Tina Sharma, Richa Dhingra, Sukhminder Singh, Shivani Sharma, Prince Tomar, Manav Malhotra and T. R. Bhardwaj Pages 530 - 540 ( 11 )
Angiogenesis is the process of formation of new blood vessels due to over expression of VEGF (vascular endothelial growth factor) which plays a critical role in the growth and development of all solid tumor types. With the advancement in understanding of tumor angiogenesis and VEGF, there have been a number of agents developed to target VEGF for the treatment of cancer. These targeted agents can affect downstream VEGF signal transduction by unique mechanisms at different cellular and extracellular levels. FDA has recently approved Aflibercept or VEGF-Trap in August 2012 for the treatment of colorectal cancer. It is a recombinant, decoy receptor fusion protein, rationally designed to block angiogenesis by targeting VEGF-A, VEGF-B and placental growth factor. VEGF-Trap exerts its antiangiogenic effects through regression of tumor vasculature, remodelling or normalization of surviving vasculature and inhibition of new tumor vessel growth. In this review, pre-clinical and clinical data have been summarized for aflibercept alone and in combination with chemotherapy to explore its efficacy and benefits in ovarian cancer, breast cancer, non-small cell lung cancer, pancreatic cancer, glioblastoma, adenocarcinoma and renal cell cancer xenograft models.
Aflibercept, angiogenesis, chemotherapy, VEGF, VEGF-Trap, endothelial, bevacizumab, PHARMACODYNAMICS

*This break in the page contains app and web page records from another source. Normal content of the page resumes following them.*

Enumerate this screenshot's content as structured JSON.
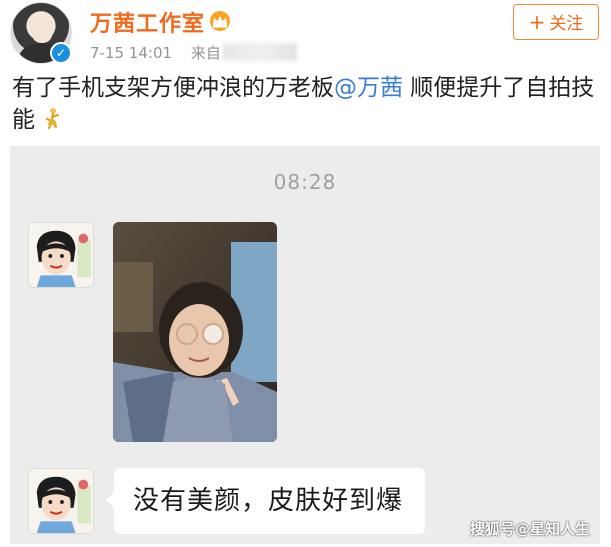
{
  "header": {
    "account_name": "万茜工作室",
    "time": "7-15 14:01",
    "source_label": "来自",
    "follow_label": "关注",
    "follow_plus": "+"
  },
  "post": {
    "text_before": "有了手机支架方便冲浪的万老板",
    "mention": "@万茜",
    "text_after": " 顺便提升了自拍技能"
  },
  "chat": {
    "time": "08:28",
    "message": "没有美颜，皮肤好到爆"
  },
  "watermark": "搜狐号@星知人生",
  "colors": {
    "brand_orange": "#f06a1e",
    "mention_blue": "#3a7bd5",
    "verify_blue": "#1d8fe1",
    "chat_background": "#ececec"
  },
  "icons": {
    "verify": "verified-badge-icon",
    "crown": "crown-icon",
    "dancer": "dancer-emoji-icon",
    "plus": "plus-icon"
  }
}
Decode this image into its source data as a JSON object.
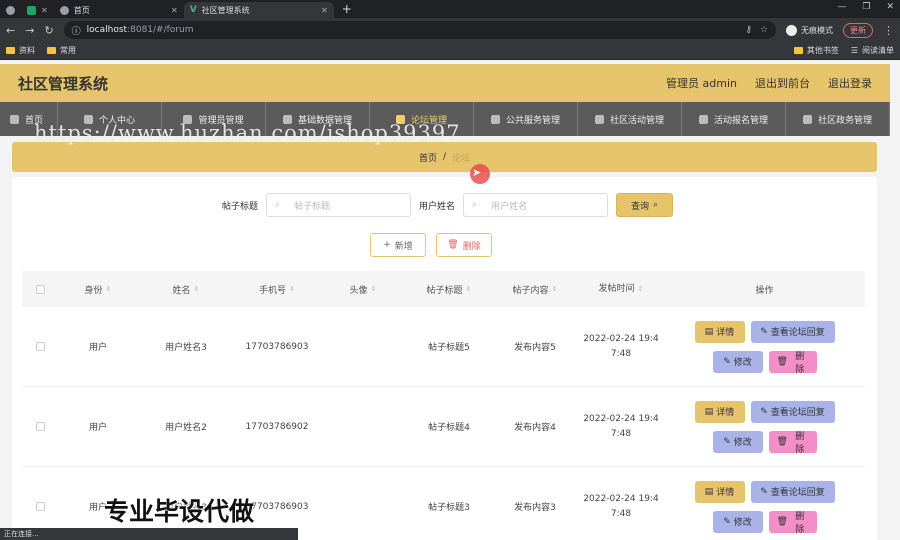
{
  "browser": {
    "tabs": [
      {
        "label": ""
      },
      {
        "label": ""
      },
      {
        "label": "首页"
      },
      {
        "label": "社区管理系统"
      }
    ],
    "address": {
      "host": "localhost",
      "rest": ":8081/#/forum"
    },
    "profile_label": "无痕模式",
    "update_label": "更新",
    "bookmarks": [
      "资料",
      "常用"
    ],
    "bookmarks_right": [
      "其他书签",
      "阅读清单"
    ]
  },
  "header": {
    "title": "社区管理系统",
    "admin": "管理员 admin",
    "back_front": "退出到前台",
    "logout": "退出登录"
  },
  "nav": [
    {
      "label": "首页"
    },
    {
      "label": "个人中心"
    },
    {
      "label": "管理员管理"
    },
    {
      "label": "基础数据管理"
    },
    {
      "label": "论坛管理"
    },
    {
      "label": "公共服务管理"
    },
    {
      "label": "社区活动管理"
    },
    {
      "label": "活动报名管理"
    },
    {
      "label": "社区政务管理"
    }
  ],
  "breadcrumb": {
    "home": "首页",
    "sep": "/",
    "current": "论坛"
  },
  "search": {
    "title_label": "帖子标题",
    "title_placeholder": "帖子标题",
    "user_label": "用户姓名",
    "user_placeholder": "用户姓名",
    "query": "查询"
  },
  "actions": {
    "add": "新增",
    "delete": "删除"
  },
  "table": {
    "headers": [
      "身份",
      "姓名",
      "手机号",
      "头像",
      "帖子标题",
      "帖子内容",
      "发帖时间",
      "操作"
    ],
    "rows": [
      {
        "role": "用户",
        "name": "用户姓名3",
        "phone": "17703786903",
        "title": "帖子标题5",
        "content": "发布内容5",
        "time1": "2022-02-24 19:4",
        "time2": "7:48"
      },
      {
        "role": "用户",
        "name": "用户姓名2",
        "phone": "17703786902",
        "title": "帖子标题4",
        "content": "发布内容4",
        "time1": "2022-02-24 19:4",
        "time2": "7:48"
      },
      {
        "role": "用户",
        "name": "用户姓名3",
        "phone": "17703786903",
        "title": "帖子标题3",
        "content": "发布内容3",
        "time1": "2022-02-24 19:4",
        "time2": "7:48"
      }
    ],
    "ops": {
      "detail": "详情",
      "reply": "查看论坛回复",
      "edit": "修改",
      "remove": "删除"
    }
  },
  "overlay": {
    "watermark": "https://www.huzhan.com/ishop39397",
    "promo": "专业毕设代做"
  },
  "status": "正在连接..."
}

Department of Pharmaceutical Chemistry, ISF College of Pharmacy, India.